Election Day marks the end of a political campaign. It also marks the beginning of fundraising for the next campaign.
Federal disclosure filings show that plenty of money was flowing through Washington immediately following Nov. 6. The most active political action committee in the weeks after the election belonged to the U.S. subsidiary of Swiss banking giant UBS AG. The company gave $122,000 in the three weeks following Election Day, the latest period for which information is available.
UBS has been ramping up its political giving in the past few years at the time that it has been sharply criticized, and even penalized, in Washington. UBS announced Wednesday that it has agreed to pay a $1.5 billion settlement with the U.S., British and Swiss governments for trying to manipulate a key interest rate used to price borrowing around the world.
The bank’s $122,000 in contributions from Nov. 7 through Nov. 26 are more than twice the $51,500 given by the second-most-active PAC, belonging to the Credit Union National Association. Other top PACs included those of Verizon, which gave $47,500, and General Electric, which gave $32,500.
The UBS PAC favored Democrats, giving $26,000 to 10 party members of the House Financial Services Committee, including Reps. Gregory W. Meeks (N.Y.) and Michael E. Capuano (Mass.).
A few lawmakers sought to draw in contributions for recounts and to retire debt from the campaigns. But the most prolific fundraiser in the House, Rep. Shelley Moore Capito (R-W.Va.), appeared to be getting a head start on 2014 before her Nov. 26 announcement that she would challenge Sen. John D. Rockefeller IV (D) in what’s expected to be one of the tightest Senate contests in two years.
Capito raised $146,000 in the weeks after Election Day, almost all of it from corporate PACs, including more than $100,000 on the day she announced her bid.

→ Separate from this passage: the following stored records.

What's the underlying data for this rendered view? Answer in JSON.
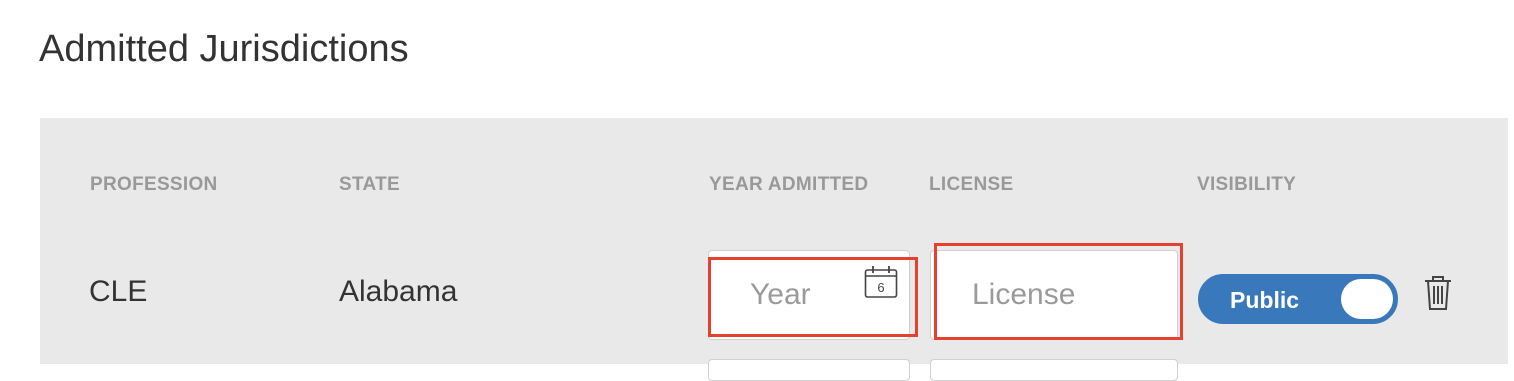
{
  "section": {
    "title": "Admitted Jurisdictions"
  },
  "table": {
    "headers": {
      "profession": "PROFESSION",
      "state": "STATE",
      "year_admitted": "YEAR ADMITTED",
      "license": "LICENSE",
      "visibility": "VISIBILITY"
    },
    "row": {
      "profession": "CLE",
      "state": "Alabama",
      "year_placeholder": "Year",
      "calendar_day": "6",
      "license_placeholder": "License",
      "visibility_label": "Public",
      "visibility_on": true
    }
  },
  "icons": {
    "calendar": "calendar-icon",
    "trash": "trash-icon"
  },
  "colors": {
    "panel_bg": "#e9e9e9",
    "highlight": "#e4422c",
    "toggle": "#3a78bc",
    "header_text": "#999999",
    "body_text": "#333333"
  }
}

Four PACs gave Capito the maximum $10,000 donation: the Credit Union National Association, the National Beer Wholesalers Association, the American Bankers Association, and FirstEnergy Corp., which provides power to most of her home state.
Kent Gates, a political adviser to Capito, said that the congresswoman has stepped up fundraising throughout the cycle in anticipation of pursuing the Senate seat.
Several in the incoming class of senators wasted no time in setting up a “leadership PAC,” a fund that allows them to accept political money that they can give to other lawmakers or use for political or personal expenses. Sens.-elect Deb Fischer (R-Neb.), Mazie Hirono (D-Hawaii), Timothy M. Kaine (D-Va.), Ted Cruz (R-Tex.) and Heidi Heitcamp (D-N.D.) have all created leadership PACs.
Leadership PACs were so named because they were first created by leaders in both parties to support allied lawmakers, building allegiances within their caucuses and helping to secure the votes needed for plum leadership posts and chairmanships. But in recent years, lawmakers further and further down the totem pole have begun forming the committees, making the political PAC into a standard accoutrement for any aspiring Hill power player.
Several House candidates created leadership PACs even before the election, including Republicans Ron DeSantis (Fla.), Ann Wagner (Mo.) and Roger Williams (Tex.).
Rep.-elect Derek Kilmer (D-Wash.), already in tune with trends in PAC nomenclature, formed the Defense, Economic Renewal, Education and Knowledge PAC, or Derek PAC, on Oct. 2, a full month before he was elected to the seat of retiring Rep. Norm Dicks (D).